A suspenseful murder mystery set on the eve of the Japanese invasion of old Peking in 1937.

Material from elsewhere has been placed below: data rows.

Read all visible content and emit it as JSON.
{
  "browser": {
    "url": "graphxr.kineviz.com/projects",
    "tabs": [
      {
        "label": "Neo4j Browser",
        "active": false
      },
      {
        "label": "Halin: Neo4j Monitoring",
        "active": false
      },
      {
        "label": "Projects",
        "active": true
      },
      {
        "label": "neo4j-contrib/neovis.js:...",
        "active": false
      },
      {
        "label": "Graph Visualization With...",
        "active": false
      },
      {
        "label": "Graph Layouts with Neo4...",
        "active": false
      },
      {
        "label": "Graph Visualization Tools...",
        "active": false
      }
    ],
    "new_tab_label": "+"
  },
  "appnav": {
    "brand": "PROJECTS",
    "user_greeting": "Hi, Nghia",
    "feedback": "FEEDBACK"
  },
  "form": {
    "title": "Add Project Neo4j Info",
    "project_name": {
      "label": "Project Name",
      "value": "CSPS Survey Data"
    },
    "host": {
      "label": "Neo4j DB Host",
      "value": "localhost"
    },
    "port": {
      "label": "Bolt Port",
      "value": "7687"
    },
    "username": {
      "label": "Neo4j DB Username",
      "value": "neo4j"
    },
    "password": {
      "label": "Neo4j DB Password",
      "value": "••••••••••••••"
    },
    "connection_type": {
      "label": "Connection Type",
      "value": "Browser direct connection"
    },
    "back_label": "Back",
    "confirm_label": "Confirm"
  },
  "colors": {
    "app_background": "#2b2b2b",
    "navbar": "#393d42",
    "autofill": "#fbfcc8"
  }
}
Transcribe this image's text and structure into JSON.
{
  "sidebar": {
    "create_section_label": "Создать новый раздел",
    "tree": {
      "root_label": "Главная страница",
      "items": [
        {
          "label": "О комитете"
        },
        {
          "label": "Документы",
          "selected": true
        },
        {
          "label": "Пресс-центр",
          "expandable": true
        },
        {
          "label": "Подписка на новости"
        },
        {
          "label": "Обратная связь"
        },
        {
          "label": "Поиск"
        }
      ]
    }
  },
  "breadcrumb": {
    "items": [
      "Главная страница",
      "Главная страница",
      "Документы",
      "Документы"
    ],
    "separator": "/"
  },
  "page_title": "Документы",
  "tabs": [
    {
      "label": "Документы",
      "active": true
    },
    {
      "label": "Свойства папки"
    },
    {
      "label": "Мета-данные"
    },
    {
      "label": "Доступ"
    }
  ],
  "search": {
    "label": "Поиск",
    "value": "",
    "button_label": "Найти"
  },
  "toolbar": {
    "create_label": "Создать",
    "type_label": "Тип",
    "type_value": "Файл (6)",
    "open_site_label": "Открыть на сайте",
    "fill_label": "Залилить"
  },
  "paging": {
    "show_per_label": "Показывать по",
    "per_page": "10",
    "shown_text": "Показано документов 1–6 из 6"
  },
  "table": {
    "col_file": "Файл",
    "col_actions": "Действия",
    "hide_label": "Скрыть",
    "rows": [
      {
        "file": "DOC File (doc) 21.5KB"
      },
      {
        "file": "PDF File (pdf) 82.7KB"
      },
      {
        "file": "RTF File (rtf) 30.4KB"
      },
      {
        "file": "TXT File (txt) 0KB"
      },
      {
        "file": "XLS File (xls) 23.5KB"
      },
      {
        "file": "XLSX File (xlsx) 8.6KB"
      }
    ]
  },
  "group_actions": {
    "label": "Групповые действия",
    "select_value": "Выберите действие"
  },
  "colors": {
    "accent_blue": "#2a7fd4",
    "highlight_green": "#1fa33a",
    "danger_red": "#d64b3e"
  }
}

In this deft reconstruction of events from newspaper and police reports, diaries and archives, Shanghai-based historian French (Through the Looking Glass: China's Foreign Journalists from Opium Wars to Mao, 2009, etc.) masterly portrays the graft-ridden milieu of pre–World War II China, where the arrogance of foreigners prevailed. The horribly mutilated body of a young woman, later identified as British schoolgirl Pamela Werner, was discovered at Fox Tower in Peking, on Jan. 8, 1937, to the shock of the foreign community. Initially, French pursues the official Chinese and British police angle, offering a grisly autopsy report and discussions of suspects such as Pamela’s father, ETC Werner, an old China hand and former British consul. Detectives discovered that Pamela had been ice-skating with her girlfriend the night before and failed to make it home on her bicycle by dinnertime, as she had promised her father and cook. Compelling details emerge about the attractive young woman. She was scheduled to leave her school and return to England soon because of untoward advances made by her professor, and she had been courted by several men her father had disapproved of. Still, the official inquest stalled, Peking fell to the Japanese and the case petered out, except that Pamela’s father doggedly took over, offering a reward and hiring his own detectives. Having long lived in Peking, Werner sensed that such a murder had not been committed by Chinese, but by the foreigners who congregated at the watering hole the Grand Hotel des Wagons Lits, and they were not telling the truth. French provides a wealth of historical detail about a vanished era in interwar Peking.
A well-composed, engaging, lurid tale.